*** Stored data ***

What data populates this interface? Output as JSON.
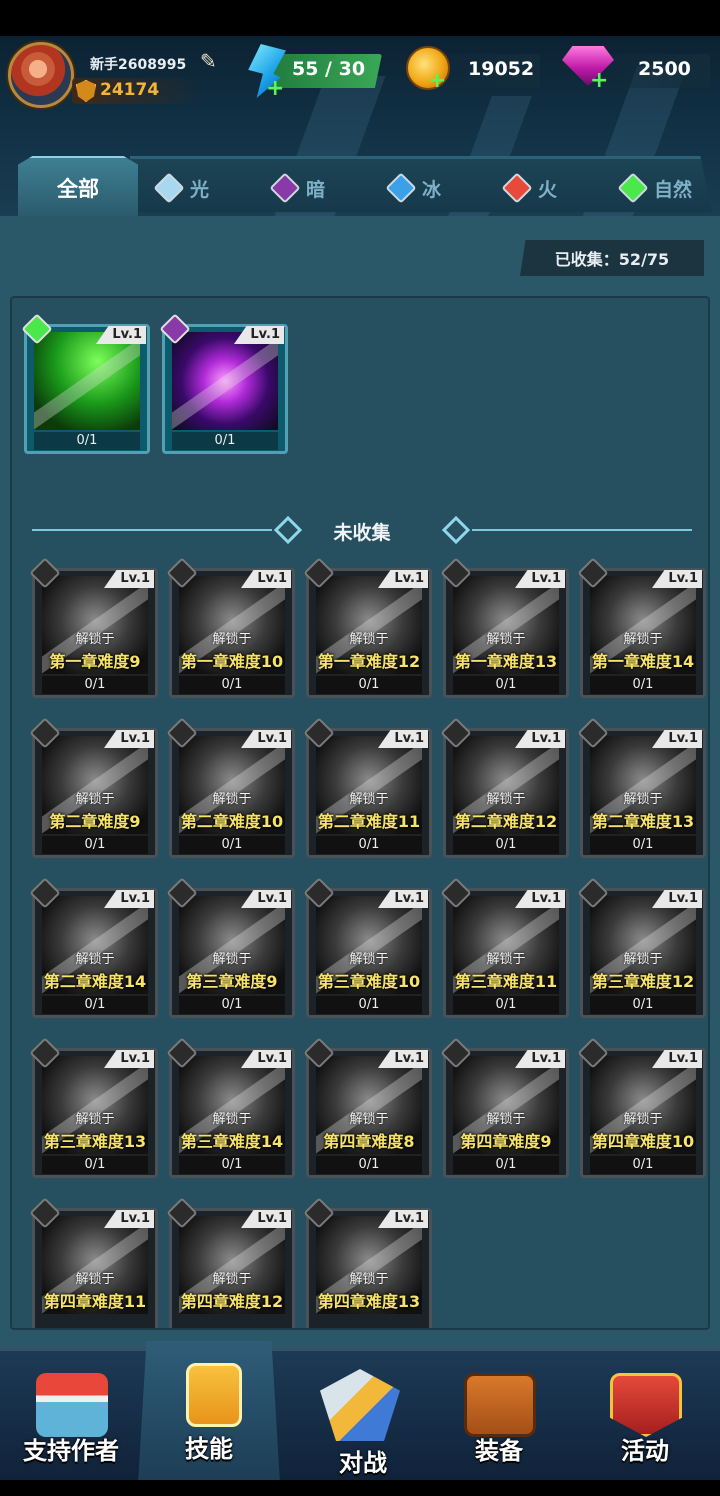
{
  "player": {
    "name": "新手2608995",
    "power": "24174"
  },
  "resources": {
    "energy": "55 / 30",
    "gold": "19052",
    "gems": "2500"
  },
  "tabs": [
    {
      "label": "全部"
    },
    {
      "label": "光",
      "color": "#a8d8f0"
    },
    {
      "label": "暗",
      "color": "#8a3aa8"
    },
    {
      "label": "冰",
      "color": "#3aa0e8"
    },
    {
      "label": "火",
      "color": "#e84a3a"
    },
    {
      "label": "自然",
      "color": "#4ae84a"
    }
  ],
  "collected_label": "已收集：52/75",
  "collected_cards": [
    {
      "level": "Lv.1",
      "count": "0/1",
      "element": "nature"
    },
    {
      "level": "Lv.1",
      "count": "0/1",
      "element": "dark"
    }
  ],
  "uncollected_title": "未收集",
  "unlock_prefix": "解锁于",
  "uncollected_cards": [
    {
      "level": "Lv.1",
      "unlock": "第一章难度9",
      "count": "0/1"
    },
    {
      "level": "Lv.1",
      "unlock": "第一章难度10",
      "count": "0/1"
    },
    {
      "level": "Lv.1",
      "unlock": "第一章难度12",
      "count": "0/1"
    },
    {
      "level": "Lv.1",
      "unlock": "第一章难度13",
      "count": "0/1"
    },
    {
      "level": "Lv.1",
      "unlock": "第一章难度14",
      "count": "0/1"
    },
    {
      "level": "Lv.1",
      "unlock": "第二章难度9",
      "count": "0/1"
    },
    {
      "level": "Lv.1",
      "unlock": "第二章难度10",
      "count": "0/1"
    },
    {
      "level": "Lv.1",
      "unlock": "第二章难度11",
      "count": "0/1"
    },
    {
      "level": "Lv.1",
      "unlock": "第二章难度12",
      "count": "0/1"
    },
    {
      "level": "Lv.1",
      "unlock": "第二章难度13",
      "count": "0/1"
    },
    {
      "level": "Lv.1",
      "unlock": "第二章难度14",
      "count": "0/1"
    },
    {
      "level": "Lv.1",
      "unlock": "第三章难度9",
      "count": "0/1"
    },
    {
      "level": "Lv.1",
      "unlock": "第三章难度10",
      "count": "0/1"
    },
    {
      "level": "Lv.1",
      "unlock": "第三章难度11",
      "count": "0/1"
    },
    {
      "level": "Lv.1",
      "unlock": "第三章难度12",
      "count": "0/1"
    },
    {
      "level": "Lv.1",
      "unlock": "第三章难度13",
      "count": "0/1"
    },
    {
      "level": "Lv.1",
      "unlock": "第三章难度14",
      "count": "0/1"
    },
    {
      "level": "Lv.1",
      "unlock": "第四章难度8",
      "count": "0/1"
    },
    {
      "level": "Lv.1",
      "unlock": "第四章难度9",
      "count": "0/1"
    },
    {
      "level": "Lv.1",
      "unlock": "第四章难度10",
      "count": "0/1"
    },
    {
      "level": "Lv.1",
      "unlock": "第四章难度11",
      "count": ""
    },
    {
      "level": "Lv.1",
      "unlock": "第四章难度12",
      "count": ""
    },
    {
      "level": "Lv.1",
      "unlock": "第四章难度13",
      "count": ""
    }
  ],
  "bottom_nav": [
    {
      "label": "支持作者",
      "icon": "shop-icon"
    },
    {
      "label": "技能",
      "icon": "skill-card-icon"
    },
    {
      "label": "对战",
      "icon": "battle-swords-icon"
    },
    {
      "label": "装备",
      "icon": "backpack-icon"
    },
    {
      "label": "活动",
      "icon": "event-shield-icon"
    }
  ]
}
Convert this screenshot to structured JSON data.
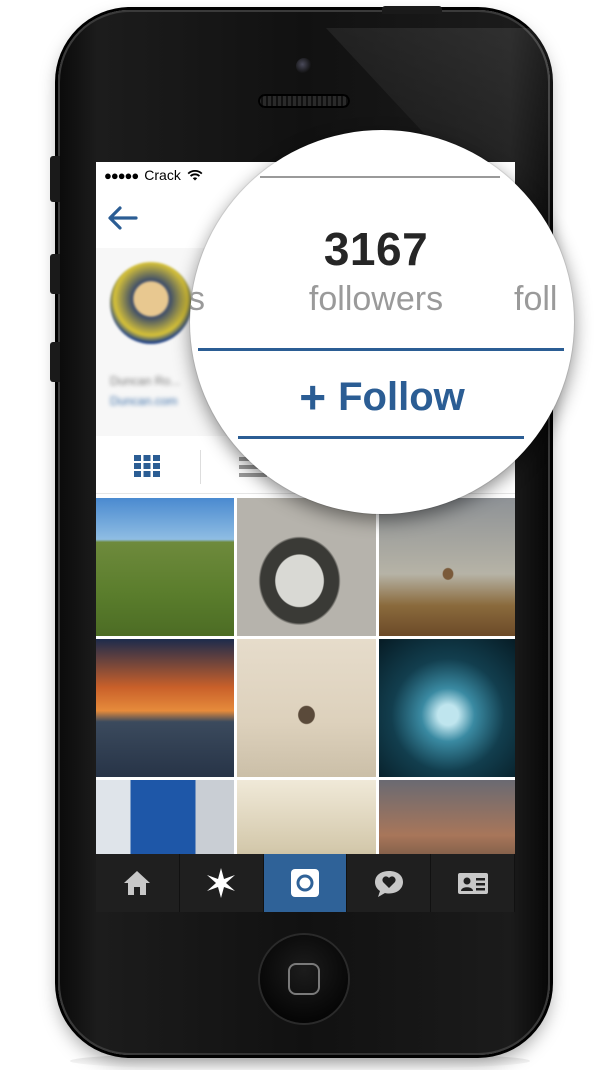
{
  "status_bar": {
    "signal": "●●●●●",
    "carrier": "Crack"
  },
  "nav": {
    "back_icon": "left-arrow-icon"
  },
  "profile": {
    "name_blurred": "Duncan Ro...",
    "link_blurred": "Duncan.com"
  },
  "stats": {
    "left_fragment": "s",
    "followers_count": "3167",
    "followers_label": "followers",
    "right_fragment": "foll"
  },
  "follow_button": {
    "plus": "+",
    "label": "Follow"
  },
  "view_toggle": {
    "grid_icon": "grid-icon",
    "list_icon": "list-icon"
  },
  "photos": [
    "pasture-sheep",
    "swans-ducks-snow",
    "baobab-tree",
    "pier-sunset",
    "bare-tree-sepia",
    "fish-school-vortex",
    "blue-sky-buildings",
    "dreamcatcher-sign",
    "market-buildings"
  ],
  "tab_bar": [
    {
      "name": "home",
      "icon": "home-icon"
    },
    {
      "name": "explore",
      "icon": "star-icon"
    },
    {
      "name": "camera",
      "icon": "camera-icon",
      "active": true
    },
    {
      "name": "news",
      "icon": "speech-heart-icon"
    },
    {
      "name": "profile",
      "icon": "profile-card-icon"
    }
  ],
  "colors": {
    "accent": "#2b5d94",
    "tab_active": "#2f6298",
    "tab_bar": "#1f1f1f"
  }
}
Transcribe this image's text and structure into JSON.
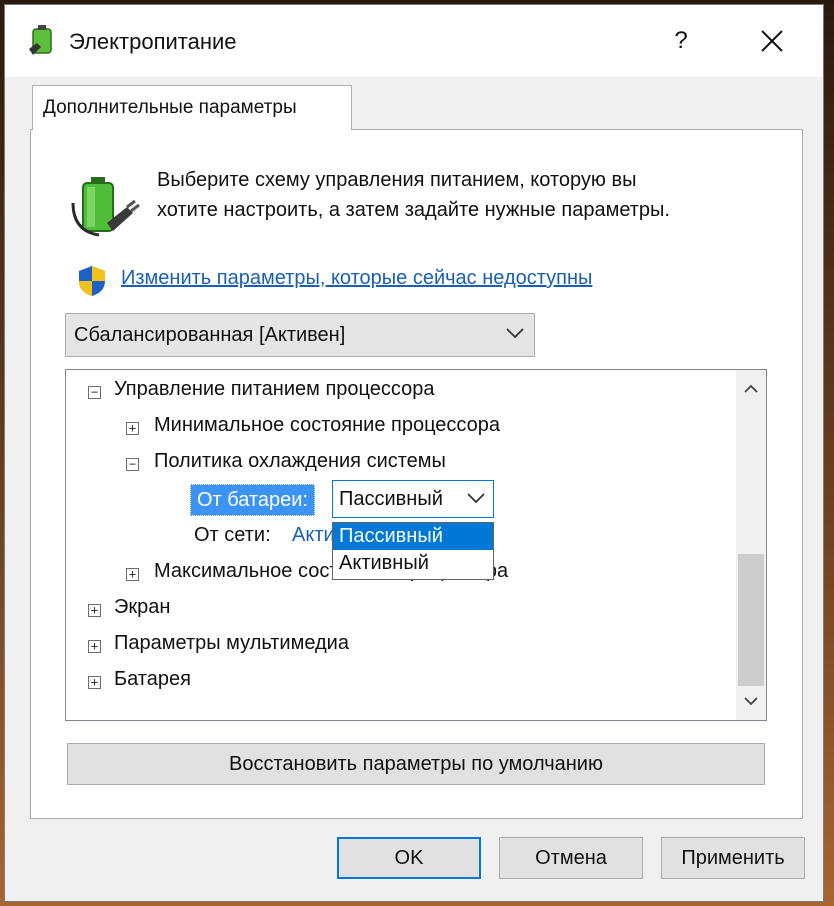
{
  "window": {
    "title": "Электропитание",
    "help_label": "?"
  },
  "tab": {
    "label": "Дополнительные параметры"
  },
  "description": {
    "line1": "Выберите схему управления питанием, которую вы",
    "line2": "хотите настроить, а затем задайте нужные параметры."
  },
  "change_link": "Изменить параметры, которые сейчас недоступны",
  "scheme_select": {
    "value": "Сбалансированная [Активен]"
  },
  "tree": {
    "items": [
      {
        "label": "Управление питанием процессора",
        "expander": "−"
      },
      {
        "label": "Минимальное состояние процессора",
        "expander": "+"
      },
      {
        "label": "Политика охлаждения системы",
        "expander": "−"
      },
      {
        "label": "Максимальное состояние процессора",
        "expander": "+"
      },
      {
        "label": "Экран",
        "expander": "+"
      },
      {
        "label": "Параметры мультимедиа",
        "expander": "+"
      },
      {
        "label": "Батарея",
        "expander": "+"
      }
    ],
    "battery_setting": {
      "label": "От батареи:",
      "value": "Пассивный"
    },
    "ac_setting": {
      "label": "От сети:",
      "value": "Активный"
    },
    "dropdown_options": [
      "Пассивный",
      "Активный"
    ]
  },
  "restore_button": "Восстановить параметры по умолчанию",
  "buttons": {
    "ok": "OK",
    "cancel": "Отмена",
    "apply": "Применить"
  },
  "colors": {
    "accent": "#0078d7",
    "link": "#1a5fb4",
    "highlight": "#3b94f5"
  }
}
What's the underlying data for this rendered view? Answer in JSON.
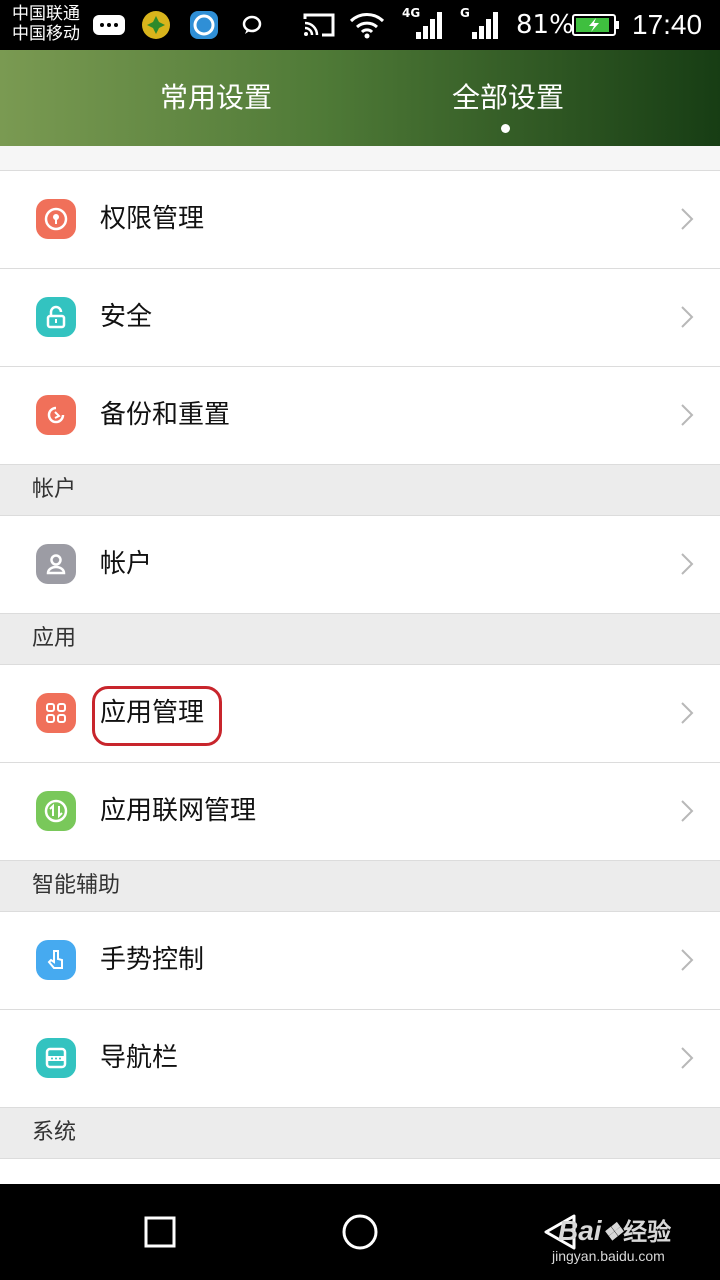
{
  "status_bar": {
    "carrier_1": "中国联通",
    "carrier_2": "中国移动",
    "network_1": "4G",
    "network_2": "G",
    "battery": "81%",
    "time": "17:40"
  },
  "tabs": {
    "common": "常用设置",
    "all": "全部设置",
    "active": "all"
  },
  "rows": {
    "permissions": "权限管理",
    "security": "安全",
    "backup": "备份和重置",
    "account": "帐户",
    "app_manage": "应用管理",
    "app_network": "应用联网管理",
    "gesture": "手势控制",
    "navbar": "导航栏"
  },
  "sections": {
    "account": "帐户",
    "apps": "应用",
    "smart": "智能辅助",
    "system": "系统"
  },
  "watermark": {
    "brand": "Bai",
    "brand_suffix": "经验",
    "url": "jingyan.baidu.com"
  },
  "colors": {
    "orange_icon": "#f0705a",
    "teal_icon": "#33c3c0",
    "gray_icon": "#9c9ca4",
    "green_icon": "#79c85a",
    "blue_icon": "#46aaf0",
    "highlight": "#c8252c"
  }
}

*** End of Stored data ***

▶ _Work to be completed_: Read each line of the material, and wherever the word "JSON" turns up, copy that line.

▶ _Written response_:
What data populates this interface? Output as JSON.
Convert this screenshot to structured JSON data.
Transcribe this image's text and structure into JSON.
What's the underlying data for this rendered view? Answer in JSON.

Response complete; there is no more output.